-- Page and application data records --
****************

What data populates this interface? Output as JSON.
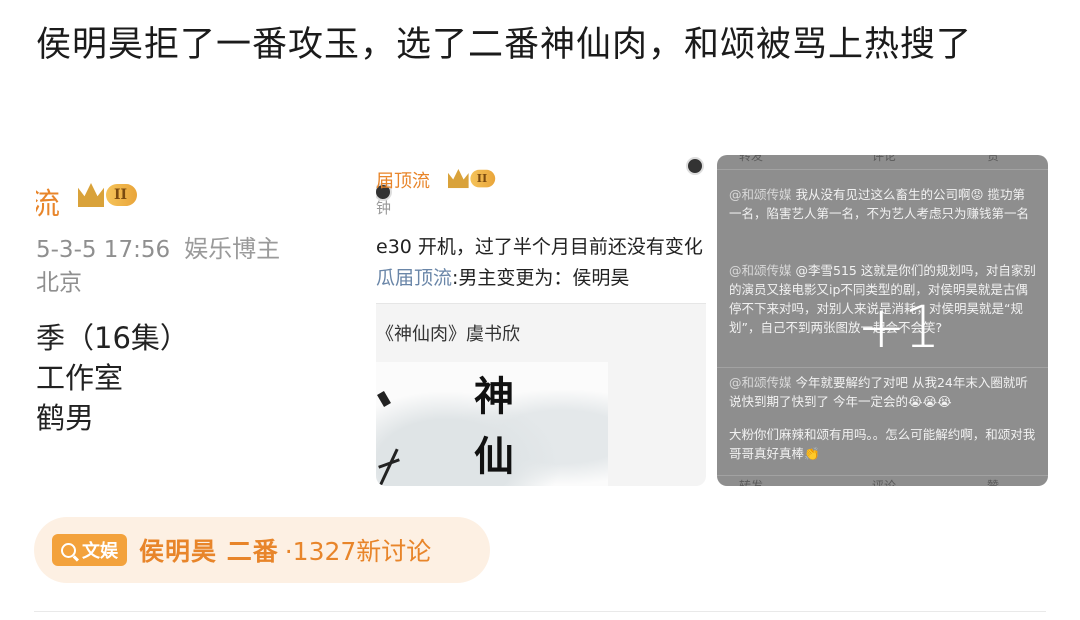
{
  "post": {
    "headline": "侯明昊拒了一番攻玉，选了二番神仙肉，和颂被骂上热搜了"
  },
  "thumbs": {
    "t1": {
      "name": "流",
      "level": "II",
      "meta_date": "5-3-5 17:56",
      "meta_role": "娱乐博主",
      "meta_loc": "北京",
      "lines": [
        "季（16集）",
        "工作室",
        "鹤男"
      ]
    },
    "t2": {
      "name": "届顶流",
      "level": "II",
      "time": "钟",
      "p1": "e30 开机，过了半个月目前还没有变化",
      "p2_tag": "瓜届顶流",
      "p2_text": ":男主变更为：侯明昊",
      "quote": "《神仙肉》虞书欣",
      "poster_chars": [
        "神",
        "仙"
      ]
    },
    "t3": {
      "overlay": "+1",
      "top_actions": [
        "转发",
        "评论",
        "赞"
      ],
      "comments": [
        {
          "user": "@和颂传媒",
          "text": "我从没有见过这么畜生的公司啊😡 揽功第一名，陷害艺人第一名，不为艺人考虑只为赚钱第一名"
        },
        {
          "user": "@和颂传媒",
          "text": "@李雪515 这就是你们的规划吗，对自家别的演员又接电影又ip不同类型的剧，对侯明昊就是古偶停不下来对吗，对别人来说是消耗，对侯明昊就是“规划”，自己不到两张图放一起会不会笑?"
        },
        {
          "user": "@和颂传媒",
          "text": "今年就要解约了对吧 从我24年末入圈就听说快到期了快到了 今年一定会的😭😭😭"
        },
        {
          "user": "",
          "text": "大粉你们麻辣和颂有用吗。。怎么可能解约啊，和颂对我哥哥真好真棒👏"
        }
      ],
      "bottom_actions": [
        "转发",
        "评论",
        "赞"
      ]
    }
  },
  "topic": {
    "badge": "文娱",
    "name": "侯明昊 二番",
    "count": "·1327新讨论"
  },
  "colors": {
    "accent": "#e8852a",
    "chip_bg": "#fdf0e3",
    "badge_bg": "#f3a23c"
  }
}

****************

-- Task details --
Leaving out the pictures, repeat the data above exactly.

-- Reply --
What data populates this interface? Output as JSON.
{
  "post": {
    "headline": "侯明昊拒了一番攻玉，选了二番神仙肉，和颂被骂上热搜了"
  },
  "thumbs": {
    "t1": {
      "name": "流",
      "level": "II",
      "meta_date": "5-3-5 17:56",
      "meta_role": "娱乐博主",
      "meta_loc": "北京",
      "lines": [
        "季（16集）",
        "工作室",
        "鹤男"
      ]
    },
    "t2": {
      "name": "届顶流",
      "level": "II",
      "time": "钟",
      "p1": "e30 开机，过了半个月目前还没有变化",
      "p2_tag": "瓜届顶流",
      "p2_text": ":男主变更为：侯明昊",
      "quote": "《神仙肉》虞书欣",
      "poster_chars": [
        "神",
        "仙"
      ]
    },
    "t3": {
      "overlay": "+1",
      "top_actions": [
        "转发",
        "评论",
        "赞"
      ],
      "comments": [
        {
          "user": "@和颂传媒",
          "text": "我从没有见过这么畜生的公司啊😡 揽功第一名，陷害艺人第一名，不为艺人考虑只为赚钱第一名"
        },
        {
          "user": "@和颂传媒",
          "text": "@李雪515 这就是你们的规划吗，对自家别的演员又接电影又ip不同类型的剧，对侯明昊就是古偶停不下来对吗，对别人来说是消耗，对侯明昊就是“规划”，自己不到两张图放一起会不会笑?"
        },
        {
          "user": "@和颂传媒",
          "text": "今年就要解约了对吧 从我24年末入圈就听说快到期了快到了 今年一定会的😭😭😭"
        },
        {
          "user": "",
          "text": "大粉你们麻辣和颂有用吗。。怎么可能解约啊，和颂对我哥哥真好真棒👏"
        }
      ],
      "bottom_actions": [
        "转发",
        "评论",
        "赞"
      ]
    }
  },
  "topic": {
    "badge": "文娱",
    "name": "侯明昊 二番",
    "count": "·1327新讨论"
  },
  "colors": {
    "accent": "#e8852a",
    "chip_bg": "#fdf0e3",
    "badge_bg": "#f3a23c"
  }
}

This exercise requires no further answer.